  • Sigrid Baumgartner
  • Marlene Biermayr
  • Eugene Dempsey
  • Hans Fuchs
  • Tom G. Goos
  • Gianluca Lista
  • Laila Lorenz
  • Lukasz Karpinski
  • More Authors

Background: Transition immediately after birth is a complex physiological process. The neonate has to establish sufficient ventilation to ensure significant changes from intra-uterine to extra-uterine circulation. If hypoxia or bradycardia or both occur, as commonly happens during immediate transition in preterm neonates, cerebral hypoxia-ischemia may cause perinatal brain injury. The primary objective of the COSGOD phase III trial is to investigate whether it is possible to increase survival without cerebral injury in preterm neonates of less than 32 weeks of gestation by targeting cerebral tissue oxygen saturation (crSO 2 ) using specified clinical treatment guidelines during the immediate transition period after birth (the first 15 min) in addition to the routine monitoring of arterial oxygen saturation (SpO 2 ) and heart rate (HR). Methods/Design: COSGOD III is an investigator-initiated, randomized, multi-center, multi-national, phase III clinical trial. Inclusion criteria are neonates of less than 32 weeks of gestation, decision to provide full life support, and parental informed consent. Exclusion criteria are severe congenital malformations of brain, heart, lung, or prenatal cerebral injury or a combination of these. The premature infants will be randomly assigned to study or control groups. Both groups will have a near-infrared spectroscopy (NIRS) device (left frontal), pulse oximeter (right palm/wrist), and electrocardiogram placed immediately after birth. In the study group, the crSO 2 , SpO 2 , and HR readings are visible, and the infant will receive treatment in accordance with defined treatment guidelines. In the control group, only SpO 2 and HR will be visible, and the infant will receive routine treatment. The intervention period will last for the first 15 min after birth during the immediate transition period and resuscitation. Thereafter, each neonate will be followed up for primary outcome to term date or discharge. The primary outcome is mortality or cerebral injury (or both) defined as any intra-ventricular bleeding or cystic periventricular leukomalacia (or both). Secondary outcomes are neonatal morbidities. Discussion: crSO 2 monitoring during immediate transition has been proven to be feasible and improve cerebral oxygenation during immediate transition. The additional monitoring of crSO 2 with dedicated interventions may improve outcome of preterm neonates as evidenced by increased survival without cerebral injury.

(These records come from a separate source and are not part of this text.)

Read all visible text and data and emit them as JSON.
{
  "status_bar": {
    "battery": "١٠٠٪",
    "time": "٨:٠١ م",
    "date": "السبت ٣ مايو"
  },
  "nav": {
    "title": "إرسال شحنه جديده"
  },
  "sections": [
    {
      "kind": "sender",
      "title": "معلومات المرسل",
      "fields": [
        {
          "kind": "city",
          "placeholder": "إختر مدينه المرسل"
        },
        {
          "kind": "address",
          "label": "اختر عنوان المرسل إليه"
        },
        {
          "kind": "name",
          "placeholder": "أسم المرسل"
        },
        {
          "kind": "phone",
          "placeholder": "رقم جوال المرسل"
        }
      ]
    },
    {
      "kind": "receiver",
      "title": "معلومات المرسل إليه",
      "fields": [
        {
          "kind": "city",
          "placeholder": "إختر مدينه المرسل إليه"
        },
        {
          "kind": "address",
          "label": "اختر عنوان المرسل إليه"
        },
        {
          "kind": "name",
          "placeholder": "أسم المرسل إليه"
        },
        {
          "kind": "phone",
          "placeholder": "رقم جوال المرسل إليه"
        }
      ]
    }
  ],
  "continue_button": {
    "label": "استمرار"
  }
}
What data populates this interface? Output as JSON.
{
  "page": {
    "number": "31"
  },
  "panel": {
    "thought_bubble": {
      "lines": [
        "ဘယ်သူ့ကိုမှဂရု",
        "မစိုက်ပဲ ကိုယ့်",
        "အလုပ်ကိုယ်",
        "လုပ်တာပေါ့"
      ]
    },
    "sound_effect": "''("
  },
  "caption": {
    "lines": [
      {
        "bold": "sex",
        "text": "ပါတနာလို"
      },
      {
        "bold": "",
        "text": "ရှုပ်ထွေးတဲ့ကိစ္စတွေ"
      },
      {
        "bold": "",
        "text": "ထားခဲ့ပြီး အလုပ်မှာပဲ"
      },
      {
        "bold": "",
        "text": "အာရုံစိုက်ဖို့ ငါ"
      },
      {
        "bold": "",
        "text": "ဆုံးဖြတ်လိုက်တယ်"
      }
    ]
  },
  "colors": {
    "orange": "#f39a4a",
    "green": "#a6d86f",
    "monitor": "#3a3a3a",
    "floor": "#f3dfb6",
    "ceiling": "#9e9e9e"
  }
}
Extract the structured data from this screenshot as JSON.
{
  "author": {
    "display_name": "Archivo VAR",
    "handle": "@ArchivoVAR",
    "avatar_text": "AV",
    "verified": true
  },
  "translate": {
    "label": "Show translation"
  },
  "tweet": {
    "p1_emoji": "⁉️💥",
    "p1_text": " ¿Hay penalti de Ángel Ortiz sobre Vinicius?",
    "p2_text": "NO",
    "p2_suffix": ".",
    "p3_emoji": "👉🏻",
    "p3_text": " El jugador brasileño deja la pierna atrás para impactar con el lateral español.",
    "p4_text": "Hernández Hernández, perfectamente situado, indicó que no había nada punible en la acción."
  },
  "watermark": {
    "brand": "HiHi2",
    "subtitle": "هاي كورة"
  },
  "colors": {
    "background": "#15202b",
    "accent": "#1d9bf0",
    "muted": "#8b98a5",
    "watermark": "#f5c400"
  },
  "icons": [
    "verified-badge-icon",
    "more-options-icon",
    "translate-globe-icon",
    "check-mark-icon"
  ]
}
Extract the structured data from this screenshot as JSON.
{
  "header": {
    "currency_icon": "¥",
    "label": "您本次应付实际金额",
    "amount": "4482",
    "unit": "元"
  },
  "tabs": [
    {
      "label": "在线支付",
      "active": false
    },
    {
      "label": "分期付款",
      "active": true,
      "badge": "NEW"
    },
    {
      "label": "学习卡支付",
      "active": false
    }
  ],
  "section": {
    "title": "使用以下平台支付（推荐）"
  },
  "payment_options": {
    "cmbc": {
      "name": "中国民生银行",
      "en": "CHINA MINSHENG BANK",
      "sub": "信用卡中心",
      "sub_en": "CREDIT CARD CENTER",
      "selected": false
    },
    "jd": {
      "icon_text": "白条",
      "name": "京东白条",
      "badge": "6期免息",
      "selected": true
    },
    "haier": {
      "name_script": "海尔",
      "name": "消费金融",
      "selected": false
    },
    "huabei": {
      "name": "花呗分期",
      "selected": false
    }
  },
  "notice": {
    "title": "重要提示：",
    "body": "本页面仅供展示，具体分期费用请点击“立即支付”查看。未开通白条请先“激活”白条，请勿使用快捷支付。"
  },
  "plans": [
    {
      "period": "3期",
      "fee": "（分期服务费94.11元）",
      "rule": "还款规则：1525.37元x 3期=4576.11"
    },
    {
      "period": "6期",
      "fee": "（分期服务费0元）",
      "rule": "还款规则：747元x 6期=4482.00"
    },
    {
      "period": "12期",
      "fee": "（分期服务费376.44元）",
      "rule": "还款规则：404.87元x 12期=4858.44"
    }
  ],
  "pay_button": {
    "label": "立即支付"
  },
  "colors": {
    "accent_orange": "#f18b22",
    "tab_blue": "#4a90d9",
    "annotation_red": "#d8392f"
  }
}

Original languageEnglish
Article number178
Number of pages10
Issue number1
Publication statusPublished - 2019

    Research areas

  • Cerebral injury, Cerebral oxygenation, Immediate transition, Mortality, Neonate

ID: 52735083